Don’t forget guys: the gentleman always asks, “Do you want this fish?”
Although even a notorious rod-hog like myself has been baptized and born-again thanks to these couples’ fishing trips. I’d rather watch her catch a fish than play one myself. Any day of the week.
Six gorgeous salmon later — half of which had been landed by my Better-Half — plus a few bottomfish, and the first full day is capped off with the promise of even better fishing to come. Erin is sold — hook, line and sinker, if you can excuse that inexcusable pun — on fishing the Haida Gwaii.
Is it the whales? Is it the eagles? Is it the freezer full of halibut and chinook we would take home? Is it the gourmet fare back at the lodge? Maybe it was even the sea lion, if only a little bit.
If you ask us, it is everything — even the knuckle-duster (nothing good comes easy, they say). Because that’s what a fishing trip to the Haida Gwaii offers: everything you could hope for in a vacation… adventure, excitement, great food, new friends and stories that will make your friends green-like-seaweed with envy.
And every time we barbecue a fillet, we’re right back there again.
- Pack layers of clothing, as temperatures can change wildly
- Don’t waste space in your luggage on waterproof gear — Oak Bay Marine Group provides excellent rain gear and rubber boots.
- There’s no dress code at these lodges — pack for comfort.
- Take Gravol or other seasickness pills. Nausea will ruin your trip, don’t gamble.
- Pack band-aids.
- Take a toque and/or fingerless gloves in the early season.
- Don’t forget cash for staff/guide gratuities. They work hard to make your trip perfect.
- Feel free to bring your own saltwater fishing gear, but know the resort has it all on-hand.

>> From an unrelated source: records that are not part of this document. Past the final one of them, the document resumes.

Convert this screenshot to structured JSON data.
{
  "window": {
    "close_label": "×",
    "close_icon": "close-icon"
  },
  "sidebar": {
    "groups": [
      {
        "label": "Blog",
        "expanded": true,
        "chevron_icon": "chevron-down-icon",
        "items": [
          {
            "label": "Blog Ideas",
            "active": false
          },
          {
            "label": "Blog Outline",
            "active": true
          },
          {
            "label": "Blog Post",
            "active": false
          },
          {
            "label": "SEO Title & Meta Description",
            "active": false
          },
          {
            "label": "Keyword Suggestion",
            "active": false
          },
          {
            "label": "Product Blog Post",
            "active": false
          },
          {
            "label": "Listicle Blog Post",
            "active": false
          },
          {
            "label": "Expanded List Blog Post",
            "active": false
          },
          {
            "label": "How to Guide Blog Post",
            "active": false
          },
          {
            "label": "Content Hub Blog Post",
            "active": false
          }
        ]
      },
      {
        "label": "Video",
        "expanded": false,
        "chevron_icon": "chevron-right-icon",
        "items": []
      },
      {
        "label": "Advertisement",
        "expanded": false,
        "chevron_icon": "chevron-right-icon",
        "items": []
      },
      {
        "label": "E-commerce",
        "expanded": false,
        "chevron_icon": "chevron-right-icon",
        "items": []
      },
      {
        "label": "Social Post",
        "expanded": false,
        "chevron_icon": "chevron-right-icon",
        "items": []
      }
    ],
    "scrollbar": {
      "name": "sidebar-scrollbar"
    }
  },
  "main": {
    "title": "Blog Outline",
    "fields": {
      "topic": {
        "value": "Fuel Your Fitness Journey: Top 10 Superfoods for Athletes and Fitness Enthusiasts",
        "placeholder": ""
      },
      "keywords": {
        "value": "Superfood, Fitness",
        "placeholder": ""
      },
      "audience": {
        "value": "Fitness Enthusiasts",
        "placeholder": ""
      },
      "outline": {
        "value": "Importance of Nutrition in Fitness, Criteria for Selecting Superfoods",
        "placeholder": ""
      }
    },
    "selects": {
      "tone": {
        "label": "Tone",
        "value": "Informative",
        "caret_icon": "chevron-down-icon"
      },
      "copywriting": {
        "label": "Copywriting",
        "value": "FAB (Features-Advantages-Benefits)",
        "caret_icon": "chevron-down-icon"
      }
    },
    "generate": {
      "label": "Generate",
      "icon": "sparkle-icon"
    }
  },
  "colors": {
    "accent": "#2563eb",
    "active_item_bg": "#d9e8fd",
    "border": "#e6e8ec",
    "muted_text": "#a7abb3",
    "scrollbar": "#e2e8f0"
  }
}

- Don’t forget your camera — and a waterproof camera bag.
- Sunscreen and sunglasses are a must.